Separate and transplant the pups to individual pots.

Step 7: Prune the Roots (If Necessary)

Under normal circumstances, Aloe vera plants don’t require root pruning. However, if you suspect root rot or other root issues, it’s essential to address them promptly. Start by examining the roots and removing any that appear black, brown, or mushy. Prune back around 25% of the damaged root system, focusing on cutting below the nodes. Remember that roots provide stability and nourishment for the plant, so avoid removing too many.
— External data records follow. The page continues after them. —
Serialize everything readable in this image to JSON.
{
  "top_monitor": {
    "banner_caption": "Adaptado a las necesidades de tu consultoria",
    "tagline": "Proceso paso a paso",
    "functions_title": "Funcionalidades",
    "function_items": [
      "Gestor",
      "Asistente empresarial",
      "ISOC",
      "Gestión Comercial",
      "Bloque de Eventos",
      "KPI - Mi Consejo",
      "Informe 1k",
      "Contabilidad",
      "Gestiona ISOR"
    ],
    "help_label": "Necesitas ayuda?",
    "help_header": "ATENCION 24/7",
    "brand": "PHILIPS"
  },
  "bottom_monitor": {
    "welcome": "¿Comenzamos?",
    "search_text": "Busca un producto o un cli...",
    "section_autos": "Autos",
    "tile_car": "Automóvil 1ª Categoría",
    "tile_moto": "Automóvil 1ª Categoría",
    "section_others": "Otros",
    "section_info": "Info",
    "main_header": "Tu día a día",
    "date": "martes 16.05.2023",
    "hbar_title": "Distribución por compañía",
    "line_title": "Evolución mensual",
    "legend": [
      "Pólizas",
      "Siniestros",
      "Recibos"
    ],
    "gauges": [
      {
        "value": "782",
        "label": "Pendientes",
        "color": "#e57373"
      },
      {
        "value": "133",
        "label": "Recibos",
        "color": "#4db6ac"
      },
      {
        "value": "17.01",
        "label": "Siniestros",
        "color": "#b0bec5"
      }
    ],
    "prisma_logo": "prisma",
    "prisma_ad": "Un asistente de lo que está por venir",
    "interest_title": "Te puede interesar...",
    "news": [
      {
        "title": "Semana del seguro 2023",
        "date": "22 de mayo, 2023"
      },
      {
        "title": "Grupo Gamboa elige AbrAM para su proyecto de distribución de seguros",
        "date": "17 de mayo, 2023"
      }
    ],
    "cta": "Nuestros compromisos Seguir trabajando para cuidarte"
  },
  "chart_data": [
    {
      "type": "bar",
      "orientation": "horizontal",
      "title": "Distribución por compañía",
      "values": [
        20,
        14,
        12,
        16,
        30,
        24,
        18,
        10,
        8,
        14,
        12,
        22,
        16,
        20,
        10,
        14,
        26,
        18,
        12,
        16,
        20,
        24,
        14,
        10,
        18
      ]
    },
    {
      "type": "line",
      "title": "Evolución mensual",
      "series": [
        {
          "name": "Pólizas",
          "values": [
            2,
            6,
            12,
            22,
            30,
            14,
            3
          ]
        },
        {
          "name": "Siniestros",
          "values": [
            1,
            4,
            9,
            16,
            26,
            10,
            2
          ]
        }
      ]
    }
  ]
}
If root pruning is necessary, consider using a rooting hormone to encourage the growth of a new root system.

Woman caring for new succulent shoots
Prune the roots if your plant is affected by root rot.

By following these seven easy steps, you’ll be well on your way to maintaining a healthy and beautiful Aloe vera plant. Remember to approach pruning with care and attentiveness, always considering the needs of your succulent. Happy pruning!

Ames Farm Center